[Start of section]

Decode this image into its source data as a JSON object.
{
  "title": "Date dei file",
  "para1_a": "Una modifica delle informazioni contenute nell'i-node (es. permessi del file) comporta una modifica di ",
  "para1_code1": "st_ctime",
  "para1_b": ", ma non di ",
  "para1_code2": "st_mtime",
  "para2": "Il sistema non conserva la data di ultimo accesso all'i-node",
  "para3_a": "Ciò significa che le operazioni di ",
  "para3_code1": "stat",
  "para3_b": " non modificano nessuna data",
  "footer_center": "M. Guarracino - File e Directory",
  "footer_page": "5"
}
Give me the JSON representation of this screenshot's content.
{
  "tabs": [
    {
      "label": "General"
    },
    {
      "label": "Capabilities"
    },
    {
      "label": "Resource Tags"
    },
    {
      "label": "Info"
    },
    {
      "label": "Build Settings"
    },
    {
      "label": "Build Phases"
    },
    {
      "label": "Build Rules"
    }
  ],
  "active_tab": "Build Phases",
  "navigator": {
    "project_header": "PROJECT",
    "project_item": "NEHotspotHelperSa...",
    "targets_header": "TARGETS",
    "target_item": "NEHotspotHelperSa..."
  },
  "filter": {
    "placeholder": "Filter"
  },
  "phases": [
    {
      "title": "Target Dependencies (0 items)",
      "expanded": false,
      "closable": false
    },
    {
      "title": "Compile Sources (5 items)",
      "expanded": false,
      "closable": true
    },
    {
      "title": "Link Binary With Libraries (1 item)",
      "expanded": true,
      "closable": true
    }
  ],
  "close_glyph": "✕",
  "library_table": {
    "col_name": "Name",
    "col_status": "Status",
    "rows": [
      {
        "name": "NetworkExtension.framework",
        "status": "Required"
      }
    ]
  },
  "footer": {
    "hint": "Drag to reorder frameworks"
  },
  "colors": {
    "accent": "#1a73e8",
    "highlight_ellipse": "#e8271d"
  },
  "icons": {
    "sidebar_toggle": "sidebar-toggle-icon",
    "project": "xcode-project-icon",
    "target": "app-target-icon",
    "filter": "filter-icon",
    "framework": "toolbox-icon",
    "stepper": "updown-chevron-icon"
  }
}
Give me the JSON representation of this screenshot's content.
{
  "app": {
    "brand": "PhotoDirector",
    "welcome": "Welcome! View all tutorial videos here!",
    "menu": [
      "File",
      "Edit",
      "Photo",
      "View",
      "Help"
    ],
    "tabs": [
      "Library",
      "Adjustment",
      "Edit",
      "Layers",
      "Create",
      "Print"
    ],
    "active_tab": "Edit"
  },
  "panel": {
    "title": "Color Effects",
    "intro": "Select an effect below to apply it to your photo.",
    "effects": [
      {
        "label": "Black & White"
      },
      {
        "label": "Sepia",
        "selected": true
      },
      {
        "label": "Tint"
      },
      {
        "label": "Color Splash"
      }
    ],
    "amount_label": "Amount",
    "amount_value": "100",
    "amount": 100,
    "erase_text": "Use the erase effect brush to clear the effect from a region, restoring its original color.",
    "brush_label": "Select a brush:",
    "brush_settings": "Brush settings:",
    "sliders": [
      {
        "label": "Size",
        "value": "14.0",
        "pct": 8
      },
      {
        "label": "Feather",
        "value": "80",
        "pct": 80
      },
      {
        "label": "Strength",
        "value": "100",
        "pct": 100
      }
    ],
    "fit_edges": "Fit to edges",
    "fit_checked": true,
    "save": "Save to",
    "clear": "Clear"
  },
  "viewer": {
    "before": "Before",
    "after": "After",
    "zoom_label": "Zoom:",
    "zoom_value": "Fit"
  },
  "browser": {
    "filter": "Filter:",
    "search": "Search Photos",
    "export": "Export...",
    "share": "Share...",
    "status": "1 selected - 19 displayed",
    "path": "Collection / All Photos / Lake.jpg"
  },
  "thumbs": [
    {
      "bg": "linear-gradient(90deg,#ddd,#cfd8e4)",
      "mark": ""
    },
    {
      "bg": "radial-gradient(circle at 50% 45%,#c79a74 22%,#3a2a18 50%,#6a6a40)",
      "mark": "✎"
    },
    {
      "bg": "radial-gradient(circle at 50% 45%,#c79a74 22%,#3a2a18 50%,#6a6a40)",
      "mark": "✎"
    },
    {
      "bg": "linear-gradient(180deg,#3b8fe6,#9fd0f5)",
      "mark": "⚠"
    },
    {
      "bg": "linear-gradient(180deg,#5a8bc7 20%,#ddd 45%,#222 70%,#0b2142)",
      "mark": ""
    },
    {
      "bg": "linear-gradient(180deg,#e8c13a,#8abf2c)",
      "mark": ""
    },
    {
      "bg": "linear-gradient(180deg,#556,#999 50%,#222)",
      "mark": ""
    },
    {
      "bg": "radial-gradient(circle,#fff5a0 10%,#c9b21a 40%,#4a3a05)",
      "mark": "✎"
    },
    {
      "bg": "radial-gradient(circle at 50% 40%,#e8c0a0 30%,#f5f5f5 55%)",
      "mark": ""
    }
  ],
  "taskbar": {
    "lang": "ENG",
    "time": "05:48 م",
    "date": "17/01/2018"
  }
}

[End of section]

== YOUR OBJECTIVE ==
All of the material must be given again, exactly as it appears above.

== OUTPUT OF THE TASK ==
Decode this image into its source data as a JSON object.
{
  "title": "Date dei file",
  "para1_a": "Una modifica delle informazioni contenute nell'i-node (es. permessi del file) comporta una modifica di ",
  "para1_code1": "st_ctime",
  "para1_b": ", ma non di ",
  "para1_code2": "st_mtime",
  "para2": "Il sistema non conserva la data di ultimo accesso all'i-node",
  "para3_a": "Ciò significa che le operazioni di ",
  "para3_code1": "stat",
  "para3_b": " non modificano nessuna data",
  "footer_center": "M. Guarracino - File e Directory",
  "footer_page": "5"
}
Give me the JSON representation of this screenshot's content.
{
  "tabs": [
    {
      "label": "General"
    },
    {
      "label": "Capabilities"
    },
    {
      "label": "Resource Tags"
    },
    {
      "label": "Info"
    },
    {
      "label": "Build Settings"
    },
    {
      "label": "Build Phases"
    },
    {
      "label": "Build Rules"
    }
  ],
  "active_tab": "Build Phases",
  "navigator": {
    "project_header": "PROJECT",
    "project_item": "NEHotspotHelperSa...",
    "targets_header": "TARGETS",
    "target_item": "NEHotspotHelperSa..."
  },
  "filter": {
    "placeholder": "Filter"
  },
  "phases": [
    {
      "title": "Target Dependencies (0 items)",
      "expanded": false,
      "closable": false
    },
    {
      "title": "Compile Sources (5 items)",
      "expanded": false,
      "closable": true
    },
    {
      "title": "Link Binary With Libraries (1 item)",
      "expanded": true,
      "closable": true
    }
  ],
  "close_glyph": "✕",
  "library_table": {
    "col_name": "Name",
    "col_status": "Status",
    "rows": [
      {
        "name": "NetworkExtension.framework",
        "status": "Required"
      }
    ]
  },
  "footer": {
    "hint": "Drag to reorder frameworks"
  },
  "colors": {
    "accent": "#1a73e8",
    "highlight_ellipse": "#e8271d"
  },
  "icons": {
    "sidebar_toggle": "sidebar-toggle-icon",
    "project": "xcode-project-icon",
    "target": "app-target-icon",
    "filter": "filter-icon",
    "framework": "toolbox-icon",
    "stepper": "updown-chevron-icon"
  }
}
Give me the JSON representation of this screenshot's content.
{
  "app": {
    "brand": "PhotoDirector",
    "welcome": "Welcome! View all tutorial videos here!",
    "menu": [
      "File",
      "Edit",
      "Photo",
      "View",
      "Help"
    ],
    "tabs": [
      "Library",
      "Adjustment",
      "Edit",
      "Layers",
      "Create",
      "Print"
    ],
    "active_tab": "Edit"
  },
  "panel": {
    "title": "Color Effects",
    "intro": "Select an effect below to apply it to your photo.",
    "effects": [
      {
        "label": "Black & White"
      },
      {
        "label": "Sepia",
        "selected": true
      },
      {
        "label": "Tint"
      },
      {
        "label": "Color Splash"
      }
    ],
    "amount_label": "Amount",
    "amount_value": "100",
    "amount": 100,
    "erase_text": "Use the erase effect brush to clear the effect from a region, restoring its original color.",
    "brush_label": "Select a brush:",
    "brush_settings": "Brush settings:",
    "sliders": [
      {
        "label": "Size",
        "value": "14.0",
        "pct": 8
      },
      {
        "label": "Feather",
        "value": "80",
        "pct": 80
      },
      {
        "label": "Strength",
        "value": "100",
        "pct": 100
      }
    ],
    "fit_edges": "Fit to edges",
    "fit_checked": true,
    "save": "Save to",
    "clear": "Clear"
  },
  "viewer": {
    "before": "Before",
    "after": "After",
    "zoom_label": "Zoom:",
    "zoom_value": "Fit"
  },
  "browser": {
    "filter": "Filter:",
    "search": "Search Photos",
    "export": "Export...",
    "share": "Share...",
    "status": "1 selected - 19 displayed",
    "path": "Collection / All Photos / Lake.jpg"
  },
  "thumbs": [
    {
      "bg": "linear-gradient(90deg,#ddd,#cfd8e4)",
      "mark": ""
    },
    {
      "bg": "radial-gradient(circle at 50% 45%,#c79a74 22%,#3a2a18 50%,#6a6a40)",
      "mark": "✎"
    },
    {
      "bg": "radial-gradient(circle at 50% 45%,#c79a74 22%,#3a2a18 50%,#6a6a40)",
      "mark": "✎"
    },
    {
      "bg": "linear-gradient(180deg,#3b8fe6,#9fd0f5)",
      "mark": "⚠"
    },
    {
      "bg": "linear-gradient(180deg,#5a8bc7 20%,#ddd 45%,#222 70%,#0b2142)",
      "mark": ""
    },
    {
      "bg": "linear-gradient(180deg,#e8c13a,#8abf2c)",
      "mark": ""
    },
    {
      "bg": "linear-gradient(180deg,#556,#999 50%,#222)",
      "mark": ""
    },
    {
      "bg": "radial-gradient(circle,#fff5a0 10%,#c9b21a 40%,#4a3a05)",
      "mark": "✎"
    },
    {
      "bg": "radial-gradient(circle at 50% 40%,#e8c0a0 30%,#f5f5f5 55%)",
      "mark": ""
    }
  ],
  "taskbar": {
    "lang": "ENG",
    "time": "05:48 م",
    "date": "17/01/2018"
  }
}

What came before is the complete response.